• Accountability;
  • Medical errors;
  • Agenda-setting;
  • Comparative policy analysis;
  • Health-care system reform;
  • Patient safety regulation

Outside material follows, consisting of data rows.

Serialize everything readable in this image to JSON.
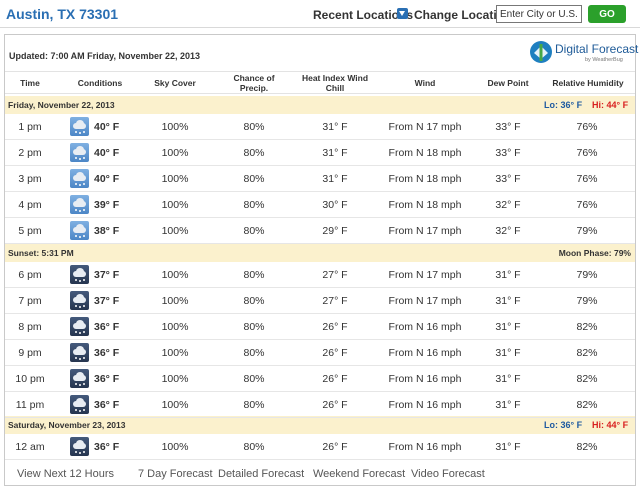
{
  "header": {
    "city": "Austin, TX 73301",
    "recent_locations": "Recent Locations",
    "change_location": "Change Location",
    "zip_value": "Enter City or U.S. ZIP",
    "go": "GO"
  },
  "forecast": {
    "updated": "Updated: 7:00 AM Friday, November 22, 2013",
    "brand_name": "Digital Forecast",
    "brand_sub": "by WeatherBug",
    "columns": {
      "time": "Time",
      "conditions": "Conditions",
      "sky": "Sky Cover",
      "precip": "Chance of Precip.",
      "heat": "Heat Index Wind Chill",
      "wind": "Wind",
      "dew": "Dew Point",
      "humidity": "Relative Humidity"
    },
    "day1": {
      "label": "Friday, November 22, 2013",
      "lo": "Lo: 36° F",
      "hi": "Hi: 44° F"
    },
    "sunset": {
      "label": "Sunset: 5:31 PM",
      "moon": "Moon Phase: 79%"
    },
    "day2": {
      "label": "Saturday, November 23, 2013",
      "lo": "Lo: 36° F",
      "hi": "Hi: 44° F"
    },
    "rows": [
      {
        "time": "1 pm",
        "temp": "40° F",
        "sky": "100%",
        "precip": "80%",
        "heat": "31° F",
        "wind": "From N 17 mph",
        "dew": "33° F",
        "rh": "76%",
        "icon": "day-rain-icon"
      },
      {
        "time": "2 pm",
        "temp": "40° F",
        "sky": "100%",
        "precip": "80%",
        "heat": "31° F",
        "wind": "From N 18 mph",
        "dew": "33° F",
        "rh": "76%",
        "icon": "day-rain-icon"
      },
      {
        "time": "3 pm",
        "temp": "40° F",
        "sky": "100%",
        "precip": "80%",
        "heat": "31° F",
        "wind": "From N 18 mph",
        "dew": "33° F",
        "rh": "76%",
        "icon": "day-rain-icon"
      },
      {
        "time": "4 pm",
        "temp": "39° F",
        "sky": "100%",
        "precip": "80%",
        "heat": "30° F",
        "wind": "From N 18 mph",
        "dew": "32° F",
        "rh": "76%",
        "icon": "day-rain-icon"
      },
      {
        "time": "5 pm",
        "temp": "38° F",
        "sky": "100%",
        "precip": "80%",
        "heat": "29° F",
        "wind": "From N 17 mph",
        "dew": "32° F",
        "rh": "79%",
        "icon": "day-rain-icon"
      },
      {
        "time": "6 pm",
        "temp": "37° F",
        "sky": "100%",
        "precip": "80%",
        "heat": "27° F",
        "wind": "From N 17 mph",
        "dew": "31° F",
        "rh": "79%",
        "icon": "night-rain-icon"
      },
      {
        "time": "7 pm",
        "temp": "37° F",
        "sky": "100%",
        "precip": "80%",
        "heat": "27° F",
        "wind": "From N 17 mph",
        "dew": "31° F",
        "rh": "79%",
        "icon": "night-rain-icon"
      },
      {
        "time": "8 pm",
        "temp": "36° F",
        "sky": "100%",
        "precip": "80%",
        "heat": "26° F",
        "wind": "From N 16 mph",
        "dew": "31° F",
        "rh": "82%",
        "icon": "night-rain-icon"
      },
      {
        "time": "9 pm",
        "temp": "36° F",
        "sky": "100%",
        "precip": "80%",
        "heat": "26° F",
        "wind": "From N 16 mph",
        "dew": "31° F",
        "rh": "82%",
        "icon": "night-rain-icon"
      },
      {
        "time": "10 pm",
        "temp": "36° F",
        "sky": "100%",
        "precip": "80%",
        "heat": "26° F",
        "wind": "From N 16 mph",
        "dew": "31° F",
        "rh": "82%",
        "icon": "night-rain-icon"
      },
      {
        "time": "11 pm",
        "temp": "36° F",
        "sky": "100%",
        "precip": "80%",
        "heat": "26° F",
        "wind": "From N 16 mph",
        "dew": "31° F",
        "rh": "82%",
        "icon": "night-rain-icon"
      },
      {
        "time": "12 am",
        "temp": "36° F",
        "sky": "100%",
        "precip": "80%",
        "heat": "26° F",
        "wind": "From N 16 mph",
        "dew": "31° F",
        "rh": "82%",
        "icon": "night-rain-icon"
      }
    ]
  },
  "links": {
    "next12": "View Next 12 Hours",
    "seven_day": "7 Day Forecast",
    "detailed": "Detailed Forecast",
    "weekend": "Weekend Forecast",
    "video": "Video Forecast"
  },
  "colors": {
    "band": "#fbf1cd",
    "lo": "#1e5aa0",
    "hi": "#d81f1f",
    "go": "#2ba02b",
    "city": "#2a6fb3"
  }
}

This article examines the major malpractice incidents in the late 1990s through early 2000s in the UK and Japan, comparing how these incidents opened up pathways for a new type of hospital regulation in each case. Applying John Kingdon's three-stream model of agenda-setting and policy change, the article argues that governance arrangements as well as the policy instruments that a government has at its disposal determine how an event could be translated into a political agenda by throwing light on the problems within the public domain. The long-term effect of such adverse events is therefore determined by how open the relevant institutional arrangements are, and is enhanced if actors constantly scrutinize the system by proactively setting the agenda. A higher level of political accountability in the UK led to British politicians taking a greater role in promoting patient-led reforms than Japanese counterparts. However, a political system with clear accountability is more conscious of its own involvement and any potential blame it might receive for policy failures. Therefore, the political class could become more engaged in continuous reforms and the delegation of tasks rather than a constant search for remedial actions. The article sheds light on the interactive aspects of the particular triggering events discussed through the decade of regulatory developments in the two health-care systems.